■ Dataset rows for apps and sites ■
··········

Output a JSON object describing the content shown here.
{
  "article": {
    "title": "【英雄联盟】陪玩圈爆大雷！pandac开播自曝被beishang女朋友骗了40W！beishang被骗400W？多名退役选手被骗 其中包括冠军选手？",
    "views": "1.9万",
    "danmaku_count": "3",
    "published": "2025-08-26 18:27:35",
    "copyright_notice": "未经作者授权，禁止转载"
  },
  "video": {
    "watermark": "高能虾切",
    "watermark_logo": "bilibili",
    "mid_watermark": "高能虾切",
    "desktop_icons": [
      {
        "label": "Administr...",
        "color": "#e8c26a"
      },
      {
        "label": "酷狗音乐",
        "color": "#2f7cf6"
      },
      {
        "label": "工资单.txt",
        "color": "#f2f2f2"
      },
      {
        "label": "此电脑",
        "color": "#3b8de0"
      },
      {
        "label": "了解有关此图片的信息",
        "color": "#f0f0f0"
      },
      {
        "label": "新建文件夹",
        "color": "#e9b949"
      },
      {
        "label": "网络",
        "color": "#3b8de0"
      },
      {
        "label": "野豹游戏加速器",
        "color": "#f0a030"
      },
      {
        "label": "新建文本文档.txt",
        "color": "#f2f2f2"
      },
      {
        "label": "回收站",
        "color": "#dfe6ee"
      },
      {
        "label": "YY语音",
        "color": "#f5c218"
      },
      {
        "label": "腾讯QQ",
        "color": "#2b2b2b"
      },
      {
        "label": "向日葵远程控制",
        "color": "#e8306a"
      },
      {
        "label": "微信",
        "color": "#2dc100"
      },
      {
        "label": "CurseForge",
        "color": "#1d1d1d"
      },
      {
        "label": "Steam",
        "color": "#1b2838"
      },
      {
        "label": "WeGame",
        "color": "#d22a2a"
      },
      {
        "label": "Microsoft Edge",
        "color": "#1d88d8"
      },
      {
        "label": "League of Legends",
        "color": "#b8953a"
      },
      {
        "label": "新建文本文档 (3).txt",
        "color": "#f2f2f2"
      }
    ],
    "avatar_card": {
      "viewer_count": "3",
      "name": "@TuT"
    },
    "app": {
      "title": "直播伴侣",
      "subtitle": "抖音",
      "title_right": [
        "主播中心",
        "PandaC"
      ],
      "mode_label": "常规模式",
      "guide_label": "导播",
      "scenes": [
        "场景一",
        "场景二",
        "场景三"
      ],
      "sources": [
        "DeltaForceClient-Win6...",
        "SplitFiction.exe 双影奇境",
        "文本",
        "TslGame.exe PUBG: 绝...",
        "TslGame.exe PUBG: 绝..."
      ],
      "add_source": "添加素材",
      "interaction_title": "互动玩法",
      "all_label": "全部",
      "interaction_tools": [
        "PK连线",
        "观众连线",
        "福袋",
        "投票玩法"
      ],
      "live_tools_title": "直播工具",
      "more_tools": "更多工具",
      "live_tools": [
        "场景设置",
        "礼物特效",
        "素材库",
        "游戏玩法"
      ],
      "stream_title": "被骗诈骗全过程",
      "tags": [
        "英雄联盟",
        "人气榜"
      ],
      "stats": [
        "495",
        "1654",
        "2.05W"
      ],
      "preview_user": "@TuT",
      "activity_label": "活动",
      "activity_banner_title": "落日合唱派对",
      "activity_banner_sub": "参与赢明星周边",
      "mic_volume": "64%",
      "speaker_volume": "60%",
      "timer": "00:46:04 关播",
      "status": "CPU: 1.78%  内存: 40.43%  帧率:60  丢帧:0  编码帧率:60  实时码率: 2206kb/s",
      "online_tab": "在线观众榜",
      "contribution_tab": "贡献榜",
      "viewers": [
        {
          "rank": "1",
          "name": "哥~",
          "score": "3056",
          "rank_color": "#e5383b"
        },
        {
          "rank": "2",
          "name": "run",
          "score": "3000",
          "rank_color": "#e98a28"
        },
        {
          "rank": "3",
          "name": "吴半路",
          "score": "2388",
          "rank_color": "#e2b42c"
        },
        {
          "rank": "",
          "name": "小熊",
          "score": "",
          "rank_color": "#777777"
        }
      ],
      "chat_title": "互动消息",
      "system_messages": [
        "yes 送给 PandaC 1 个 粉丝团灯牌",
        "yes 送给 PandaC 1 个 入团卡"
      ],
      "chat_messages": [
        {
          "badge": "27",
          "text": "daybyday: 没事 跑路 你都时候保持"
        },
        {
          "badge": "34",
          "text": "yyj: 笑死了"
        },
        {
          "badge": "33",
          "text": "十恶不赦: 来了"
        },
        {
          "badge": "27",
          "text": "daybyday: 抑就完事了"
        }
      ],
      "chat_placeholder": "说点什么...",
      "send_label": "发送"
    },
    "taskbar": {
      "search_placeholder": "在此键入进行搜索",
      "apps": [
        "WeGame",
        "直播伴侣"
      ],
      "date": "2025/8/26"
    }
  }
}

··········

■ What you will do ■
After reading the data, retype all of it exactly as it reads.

■ Response ■
Output a JSON object describing the content shown here.
{
  "article": {
    "title": "【英雄联盟】陪玩圈爆大雷！pandac开播自曝被beishang女朋友骗了40W！beishang被骗400W？多名退役选手被骗 其中包括冠军选手？",
    "views": "1.9万",
    "danmaku_count": "3",
    "published": "2025-08-26 18:27:35",
    "copyright_notice": "未经作者授权，禁止转载"
  },
  "video": {
    "watermark": "高能虾切",
    "watermark_logo": "bilibili",
    "mid_watermark": "高能虾切",
    "desktop_icons": [
      {
        "label": "Administr...",
        "color": "#e8c26a"
      },
      {
        "label": "酷狗音乐",
        "color": "#2f7cf6"
      },
      {
        "label": "工资单.txt",
        "color": "#f2f2f2"
      },
      {
        "label": "此电脑",
        "color": "#3b8de0"
      },
      {
        "label": "了解有关此图片的信息",
        "color": "#f0f0f0"
      },
      {
        "label": "新建文件夹",
        "color": "#e9b949"
      },
      {
        "label": "网络",
        "color": "#3b8de0"
      },
      {
        "label": "野豹游戏加速器",
        "color": "#f0a030"
      },
      {
        "label": "新建文本文档.txt",
        "color": "#f2f2f2"
      },
      {
        "label": "回收站",
        "color": "#dfe6ee"
      },
      {
        "label": "YY语音",
        "color": "#f5c218"
      },
      {
        "label": "腾讯QQ",
        "color": "#2b2b2b"
      },
      {
        "label": "向日葵远程控制",
        "color": "#e8306a"
      },
      {
        "label": "微信",
        "color": "#2dc100"
      },
      {
        "label": "CurseForge",
        "color": "#1d1d1d"
      },
      {
        "label": "Steam",
        "color": "#1b2838"
      },
      {
        "label": "WeGame",
        "color": "#d22a2a"
      },
      {
        "label": "Microsoft Edge",
        "color": "#1d88d8"
      },
      {
        "label": "League of Legends",
        "color": "#b8953a"
      },
      {
        "label": "新建文本文档 (3).txt",
        "color": "#f2f2f2"
      }
    ],
    "avatar_card": {
      "viewer_count": "3",
      "name": "@TuT"
    },
    "app": {
      "title": "直播伴侣",
      "subtitle": "抖音",
      "title_right": [
        "主播中心",
        "PandaC"
      ],
      "mode_label": "常规模式",
      "guide_label": "导播",
      "scenes": [
        "场景一",
        "场景二",
        "场景三"
      ],
      "sources": [
        "DeltaForceClient-Win6...",
        "SplitFiction.exe 双影奇境",
        "文本",
        "TslGame.exe PUBG: 绝...",
        "TslGame.exe PUBG: 绝..."
      ],
      "add_source": "添加素材",
      "interaction_title": "互动玩法",
      "all_label": "全部",
      "interaction_tools": [
        "PK连线",
        "观众连线",
        "福袋",
        "投票玩法"
      ],
      "live_tools_title": "直播工具",
      "more_tools": "更多工具",
      "live_tools": [
        "场景设置",
        "礼物特效",
        "素材库",
        "游戏玩法"
      ],
      "stream_title": "被骗诈骗全过程",
      "tags": [
        "英雄联盟",
        "人气榜"
      ],
      "stats": [
        "495",
        "1654",
        "2.05W"
      ],
      "preview_user": "@TuT",
      "activity_label": "活动",
      "activity_banner_title": "落日合唱派对",
      "activity_banner_sub": "参与赢明星周边",
      "mic_volume": "64%",
      "speaker_volume": "60%",
      "timer": "00:46:04 关播",
      "status": "CPU: 1.78%  内存: 40.43%  帧率:60  丢帧:0  编码帧率:60  实时码率: 2206kb/s",
      "online_tab": "在线观众榜",
      "contribution_tab": "贡献榜",
      "viewers": [
        {
          "rank": "1",
          "name": "哥~",
          "score": "3056",
          "rank_color": "#e5383b"
        },
        {
          "rank": "2",
          "name": "run",
          "score": "3000",
          "rank_color": "#e98a28"
        },
        {
          "rank": "3",
          "name": "吴半路",
          "score": "2388",
          "rank_color": "#e2b42c"
        },
        {
          "rank": "",
          "name": "小熊",
          "score": "",
          "rank_color": "#777777"
        }
      ],
      "chat_title": "互动消息",
      "system_messages": [
        "yes 送给 PandaC 1 个 粉丝团灯牌",
        "yes 送给 PandaC 1 个 入团卡"
      ],
      "chat_messages": [
        {
          "badge": "27",
          "text": "daybyday: 没事 跑路 你都时候保持"
        },
        {
          "badge": "34",
          "text": "yyj: 笑死了"
        },
        {
          "badge": "33",
          "text": "十恶不赦: 来了"
        },
        {
          "badge": "27",
          "text": "daybyday: 抑就完事了"
        }
      ],
      "chat_placeholder": "说点什么...",
      "send_label": "发送"
    },
    "taskbar": {
      "search_placeholder": "在此键入进行搜索",
      "apps": [
        "WeGame",
        "直播伴侣"
      ],
      "date": "2025/8/26"
    }
  }
}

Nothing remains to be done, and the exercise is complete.